How does city life change the way we act? What accounts for the increasing prevalence of violence and anxiety in our world? In this new edition of his controversial 1969 bestseller, THE HUMAN ZOO, renowned zoologist Desmond Morris argues that many of the social instabilities we face are largely a product of the artificial, impersonal confines of our urban surroundings. Indeed, our behavior often startlingly resembles that of captive animals, and our "developed" and "urbane" environment seems not so much a concrete jungle as it does a human zoo.

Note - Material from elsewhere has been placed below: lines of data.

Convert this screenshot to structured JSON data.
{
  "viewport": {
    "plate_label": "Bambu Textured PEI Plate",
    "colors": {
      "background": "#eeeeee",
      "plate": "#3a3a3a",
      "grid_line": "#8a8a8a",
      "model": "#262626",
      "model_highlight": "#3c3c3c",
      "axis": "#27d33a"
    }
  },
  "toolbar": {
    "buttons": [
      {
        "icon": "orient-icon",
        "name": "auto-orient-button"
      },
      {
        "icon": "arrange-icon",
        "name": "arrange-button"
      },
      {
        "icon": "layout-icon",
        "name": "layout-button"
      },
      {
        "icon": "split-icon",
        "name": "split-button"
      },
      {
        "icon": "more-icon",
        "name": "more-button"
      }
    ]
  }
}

Animals do not normally exhibit stress, random violence, and erratic behavior—until they are confined. Similarly, the human propensity toward antisocial and sociopathic behavior is intensified in today’s cities. Morris argues that we are biologically still tribal and ill-equipped to thrive in the impersonal urban sprawl. As important and meaningful today as it was a quarter-century ago, THE HUMAN ZOO sounds an urgent warning and provides startling insight into our increasingly complex lives.
Mar 15, 1996